Most winemakers, whether they own vineyards or not, follow the weather and other variables pretty closely. They want to know what’s happening in the vineyard long before the grapes get to the crush pad. At Scott Harvey Wines, Scott, Jana, and newly promoted Winemaker, Molly Haycock all spend a lot of time in the vineyards talking to the growers, sampling grapes and planning for the harvest.
The weather at harvest time matters, too. If it’s too cold, the grapes may not develop the sugar content or other desirable components. Too hot and the grapes can get a little raisiny. Rain at the wrong time can cause fungus and other problems. These are the “usual” risk factors that make the wine business both fascinating and a little crazy-making at times. The weather, the temperature, the yield, are the typical risks involved in growing grapes and making wine.
Recently, another risk factor has been a cause for worry in the wine industry. Wildfires have always occurred in California, but lately, we have seen larger, more devastating fires that have destroyed lives, homes, and property. Recent fires in Napa, Sonoma, and Mendocino wine country also destroyed vineyards and wineries. The smoke was so heavy that many vineyards not directly threatened by the flames suffered “smoke taint” and the grapes were ruined.

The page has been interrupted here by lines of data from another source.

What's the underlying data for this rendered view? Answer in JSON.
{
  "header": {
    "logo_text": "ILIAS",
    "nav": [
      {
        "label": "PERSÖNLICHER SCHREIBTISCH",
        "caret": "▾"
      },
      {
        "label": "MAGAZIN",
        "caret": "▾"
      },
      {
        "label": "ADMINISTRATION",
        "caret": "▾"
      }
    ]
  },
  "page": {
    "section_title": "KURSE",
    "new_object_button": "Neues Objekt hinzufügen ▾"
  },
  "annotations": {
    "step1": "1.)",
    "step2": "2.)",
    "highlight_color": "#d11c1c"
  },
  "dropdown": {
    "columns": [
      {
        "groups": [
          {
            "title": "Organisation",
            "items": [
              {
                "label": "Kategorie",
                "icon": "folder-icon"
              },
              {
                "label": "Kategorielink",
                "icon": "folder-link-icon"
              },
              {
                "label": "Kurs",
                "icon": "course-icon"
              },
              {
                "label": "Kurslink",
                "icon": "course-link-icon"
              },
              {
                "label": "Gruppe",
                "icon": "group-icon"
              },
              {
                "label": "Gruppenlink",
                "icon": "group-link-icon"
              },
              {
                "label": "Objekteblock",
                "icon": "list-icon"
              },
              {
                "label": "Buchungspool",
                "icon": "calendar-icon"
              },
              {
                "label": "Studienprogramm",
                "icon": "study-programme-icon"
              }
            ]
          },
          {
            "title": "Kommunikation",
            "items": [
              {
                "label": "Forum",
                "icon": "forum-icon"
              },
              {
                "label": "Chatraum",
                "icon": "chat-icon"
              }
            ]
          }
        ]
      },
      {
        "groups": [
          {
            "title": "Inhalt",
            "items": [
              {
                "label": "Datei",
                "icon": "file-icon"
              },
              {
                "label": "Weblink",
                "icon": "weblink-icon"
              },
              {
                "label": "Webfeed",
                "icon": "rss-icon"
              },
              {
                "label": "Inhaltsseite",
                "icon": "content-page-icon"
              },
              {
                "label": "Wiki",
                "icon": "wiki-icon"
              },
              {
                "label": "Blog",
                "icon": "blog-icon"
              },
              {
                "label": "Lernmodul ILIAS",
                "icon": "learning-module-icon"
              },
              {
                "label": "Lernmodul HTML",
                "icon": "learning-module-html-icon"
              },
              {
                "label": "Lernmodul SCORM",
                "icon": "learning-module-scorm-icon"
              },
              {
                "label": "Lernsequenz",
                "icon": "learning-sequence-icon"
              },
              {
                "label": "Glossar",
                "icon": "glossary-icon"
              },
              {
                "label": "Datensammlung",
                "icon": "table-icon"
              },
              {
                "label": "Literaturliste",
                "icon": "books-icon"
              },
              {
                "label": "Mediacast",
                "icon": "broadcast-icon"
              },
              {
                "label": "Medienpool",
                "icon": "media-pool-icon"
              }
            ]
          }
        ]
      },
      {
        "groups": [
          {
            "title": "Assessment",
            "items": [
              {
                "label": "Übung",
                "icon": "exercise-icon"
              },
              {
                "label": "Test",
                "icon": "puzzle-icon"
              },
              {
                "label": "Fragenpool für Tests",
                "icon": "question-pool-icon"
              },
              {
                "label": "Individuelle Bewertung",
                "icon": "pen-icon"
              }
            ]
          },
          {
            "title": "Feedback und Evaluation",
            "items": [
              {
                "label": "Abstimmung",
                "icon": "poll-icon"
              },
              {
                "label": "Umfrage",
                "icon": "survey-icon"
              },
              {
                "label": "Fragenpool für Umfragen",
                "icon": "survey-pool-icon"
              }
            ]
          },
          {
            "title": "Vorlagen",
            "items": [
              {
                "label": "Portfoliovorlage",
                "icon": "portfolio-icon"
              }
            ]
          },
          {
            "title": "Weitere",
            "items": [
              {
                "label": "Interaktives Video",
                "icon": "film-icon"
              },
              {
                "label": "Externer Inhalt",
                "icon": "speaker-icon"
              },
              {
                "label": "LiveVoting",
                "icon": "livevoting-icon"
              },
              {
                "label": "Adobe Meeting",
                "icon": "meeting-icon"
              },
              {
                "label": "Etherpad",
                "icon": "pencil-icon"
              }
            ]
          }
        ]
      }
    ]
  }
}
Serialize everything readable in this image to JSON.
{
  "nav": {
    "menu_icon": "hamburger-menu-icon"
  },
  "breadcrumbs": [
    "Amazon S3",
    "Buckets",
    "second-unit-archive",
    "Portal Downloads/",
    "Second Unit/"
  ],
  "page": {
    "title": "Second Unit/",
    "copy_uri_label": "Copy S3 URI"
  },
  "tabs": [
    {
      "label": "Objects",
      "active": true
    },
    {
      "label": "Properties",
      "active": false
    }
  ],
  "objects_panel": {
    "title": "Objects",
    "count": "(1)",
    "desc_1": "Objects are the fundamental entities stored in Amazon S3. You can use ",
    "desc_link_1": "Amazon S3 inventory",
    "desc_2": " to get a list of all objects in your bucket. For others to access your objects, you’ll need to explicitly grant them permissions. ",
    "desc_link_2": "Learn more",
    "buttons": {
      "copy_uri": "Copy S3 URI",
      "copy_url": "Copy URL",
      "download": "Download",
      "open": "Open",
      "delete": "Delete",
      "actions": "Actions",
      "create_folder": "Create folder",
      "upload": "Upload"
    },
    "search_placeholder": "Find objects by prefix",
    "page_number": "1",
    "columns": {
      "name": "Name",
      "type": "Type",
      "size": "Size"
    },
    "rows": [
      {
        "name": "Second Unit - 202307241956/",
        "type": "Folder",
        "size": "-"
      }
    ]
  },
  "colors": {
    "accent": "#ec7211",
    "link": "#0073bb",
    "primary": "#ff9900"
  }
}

To really understand smoke taint I think you need a degree in chemistry, but simply put, heavy or prolonged smoke in the vineyard at the wrong time can permeate the grape skins. You can’t wash it off and it isn’t always apparent. Grapes that taste fine in the field and test OK in the lab might still produce an off-flavor during fermentation that ruins the wine.
Amador County suffered through some smoky days last summer and fall, but Scott Harvey Wines has been fortunate so far. Our wine, like most of the wine produced in Amador County, has not suffered from smoke taint. The 2020 Amador vintages should be just fine.
So now, as they do every year, growers and winemakers are keeping an eye on the weather. 2021 is already noted for being a dry year. Hopefully, the vines will produce the rich, intense fruit that makes for a notable vintage. And hopefully, the yield, though it may be somewhat smaller, will still be good. And also, hopefully, despite the lack of rain and snow, the 2021 fire year will not be as intense as it has been in recent years.
There are already too many other things to worry about.